Horticulture and gardening are some of the many ways through which invasive species are introduced into a new landscape. You might be familiar with the Bradford pear tree (Pyrus calleryana), commercially introduced in 1962, and now one of the most commonly planted trees in the United States. In the wild, this species forms dense thorny thickets that are impenetrable to humans and some animals, out-competing native plant species. It can also cause significant damage to infrastructure, like houses and vehicles, as its branches easily break with slightly strong wind.

But there are many ways you can be part of the solution.

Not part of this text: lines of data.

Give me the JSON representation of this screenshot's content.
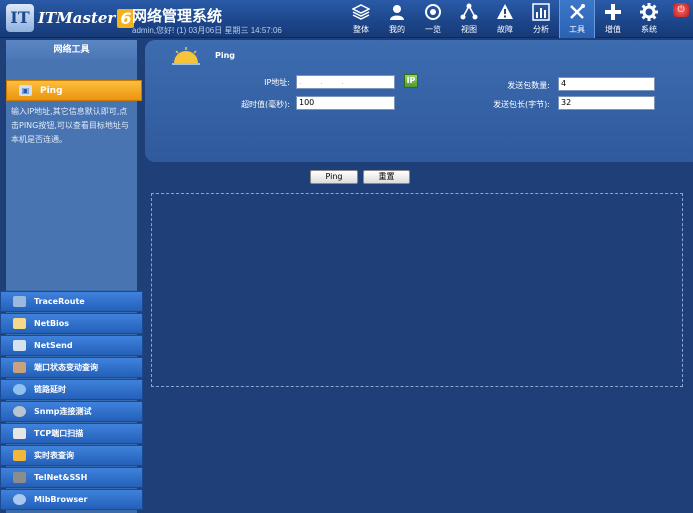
{
  "header": {
    "logo_text": "ITMaster",
    "logo_version": "6",
    "app_title": "网络管理系统",
    "user_line": "admin,您好! (1) 03月06日 星期三 14:57:06",
    "nav": [
      {
        "label": "整体",
        "icon": "layers-icon"
      },
      {
        "label": "我的",
        "icon": "user-icon"
      },
      {
        "label": "一览",
        "icon": "overview-icon"
      },
      {
        "label": "视图",
        "icon": "topology-icon"
      },
      {
        "label": "故障",
        "icon": "warning-icon"
      },
      {
        "label": "分析",
        "icon": "chart-icon"
      },
      {
        "label": "工具",
        "icon": "tools-icon"
      },
      {
        "label": "增值",
        "icon": "plus-icon"
      },
      {
        "label": "系统",
        "icon": "gear-icon"
      }
    ]
  },
  "sidebar": {
    "title": "网络工具",
    "active_tool": "Ping",
    "description": "输入IP地址,其它信息默认即可,点击PING按钮,可以查看目标地址与本机是否连通。",
    "tools": [
      {
        "label": "TraceRoute",
        "icon": "traceroute-icon",
        "color": "#9bb8de"
      },
      {
        "label": "NetBios",
        "icon": "netbios-icon",
        "color": "#f5d98a"
      },
      {
        "label": "NetSend",
        "icon": "netsend-icon",
        "color": "#d7e2ef"
      },
      {
        "label": "端口状态变动查询",
        "icon": "port-status-icon",
        "color": "#c7a27b"
      },
      {
        "label": "链路延时",
        "icon": "link-delay-icon",
        "color": "#8fc1ef"
      },
      {
        "label": "Snmp连接测试",
        "icon": "snmp-icon",
        "color": "#b9c4cf"
      },
      {
        "label": "TCP端口扫描",
        "icon": "tcp-scan-icon",
        "color": "#e6e6e6"
      },
      {
        "label": "实时表查询",
        "icon": "realtime-table-icon",
        "color": "#f2b63a"
      },
      {
        "label": "TelNet&SSH",
        "icon": "telnet-icon",
        "color": "#8c8c8c"
      },
      {
        "label": "MibBrowser",
        "icon": "mib-icon",
        "color": "#a9c8ef"
      }
    ]
  },
  "form": {
    "heading": "Ping",
    "ip_label": "IP地址:",
    "ip_value": ". . .",
    "ip_button": "IP",
    "timeout_label": "超时值(毫秒):",
    "timeout_value": "100",
    "count_label": "发送包数量:",
    "count_value": "4",
    "size_label": "发送包长(字节):",
    "size_value": "32"
  },
  "actions": {
    "ping": "Ping",
    "reset": "重置"
  }
}
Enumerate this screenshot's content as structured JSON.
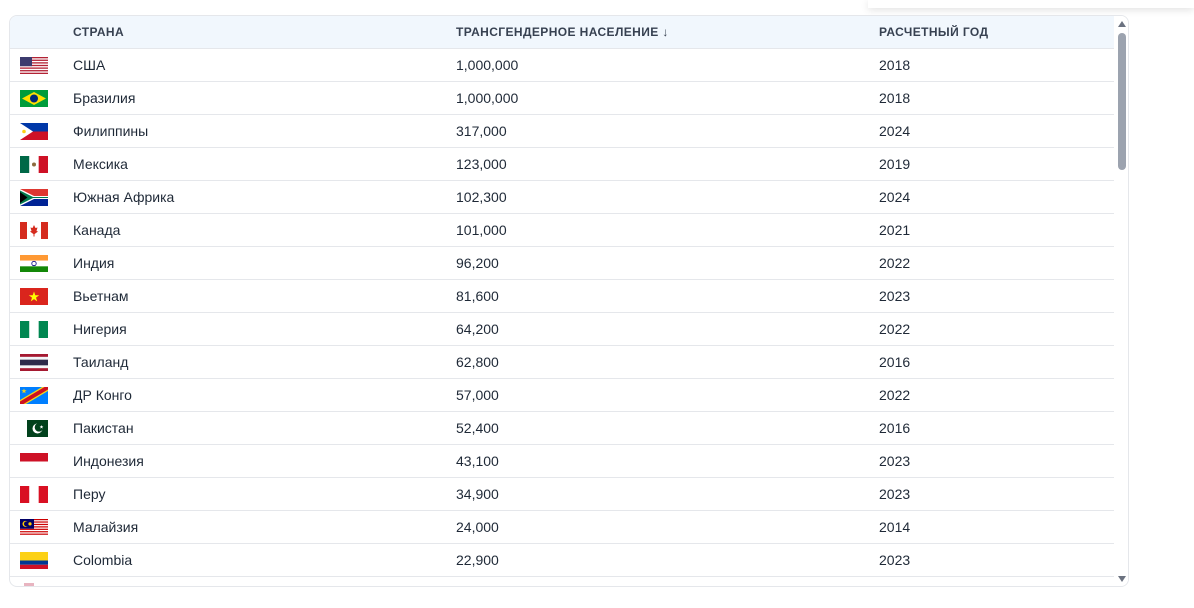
{
  "table": {
    "headers": {
      "country": "СТРАНА",
      "population": "ТРАНСГЕНДЕРНОЕ НАСЕЛЕНИЕ ↓",
      "year": "РАСЧЕТНЫЙ ГОД"
    },
    "rows": [
      {
        "flag": "usa-flag-icon",
        "country": "США",
        "population": "1,000,000",
        "year": "2018"
      },
      {
        "flag": "brazil-flag-icon",
        "country": "Бразилия",
        "population": "1,000,000",
        "year": "2018"
      },
      {
        "flag": "philippines-flag-icon",
        "country": "Филиппины",
        "population": "317,000",
        "year": "2024"
      },
      {
        "flag": "mexico-flag-icon",
        "country": "Мексика",
        "population": "123,000",
        "year": "2019"
      },
      {
        "flag": "south-africa-flag-icon",
        "country": "Южная Африка",
        "population": "102,300",
        "year": "2024"
      },
      {
        "flag": "canada-flag-icon",
        "country": "Канада",
        "population": "101,000",
        "year": "2021"
      },
      {
        "flag": "india-flag-icon",
        "country": "Индия",
        "population": "96,200",
        "year": "2022"
      },
      {
        "flag": "vietnam-flag-icon",
        "country": "Вьетнам",
        "population": "81,600",
        "year": "2023"
      },
      {
        "flag": "nigeria-flag-icon",
        "country": "Нигерия",
        "population": "64,200",
        "year": "2022"
      },
      {
        "flag": "thailand-flag-icon",
        "country": "Таиланд",
        "population": "62,800",
        "year": "2016"
      },
      {
        "flag": "dr-congo-flag-icon",
        "country": "ДР Конго",
        "population": "57,000",
        "year": "2022"
      },
      {
        "flag": "pakistan-flag-icon",
        "country": "Пакистан",
        "population": "52,400",
        "year": "2016"
      },
      {
        "flag": "indonesia-flag-icon",
        "country": "Индонезия",
        "population": "43,100",
        "year": "2023"
      },
      {
        "flag": "peru-flag-icon",
        "country": "Перу",
        "population": "34,900",
        "year": "2023"
      },
      {
        "flag": "malaysia-flag-icon",
        "country": "Малайзия",
        "population": "24,000",
        "year": "2014"
      },
      {
        "flag": "colombia-flag-icon",
        "country": "Colombia",
        "population": "22,900",
        "year": "2023"
      }
    ]
  }
}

Make sure you choose native species to plant in your garden. This way you increase the local biodiversity, not only of plants, but also animals as native plants attract native animals, such as butterflies and birds.

Here are some examples of what you could be planting to attract more wildlife into your garden:

  • Witchhazel (Hamamelis spp.)
  • Common milkweed (Asclepias syriaca L.)
  • Dogwood (Cornus spp.)
  • Oaks (Quercus spp.)
  • Hazelnut (Corylus spp.)
  • Sycamore (Platanus spp.)
  • Tulip tree (Liriodendron spp.)

These and many other Indiana native plants are available at nurseries and garden centers around the state.

Indianapolis residents can also join the city’s Native Planting Area Program, which provides helpful information and recognition for including native plantings in your yard.

Besides the human and economic impact, invasive species are also a major conservation problem, threatening many species with extinction. The Species Survival Commission of the International Union for Conservation of Nature has a group of specialists focusing solely on invasives issue.

The Indianapolis Zoo has partnered with the IUCN SSC through the Global Center for Species Survival to support, connect and communicate the work and efforts of those conservationists.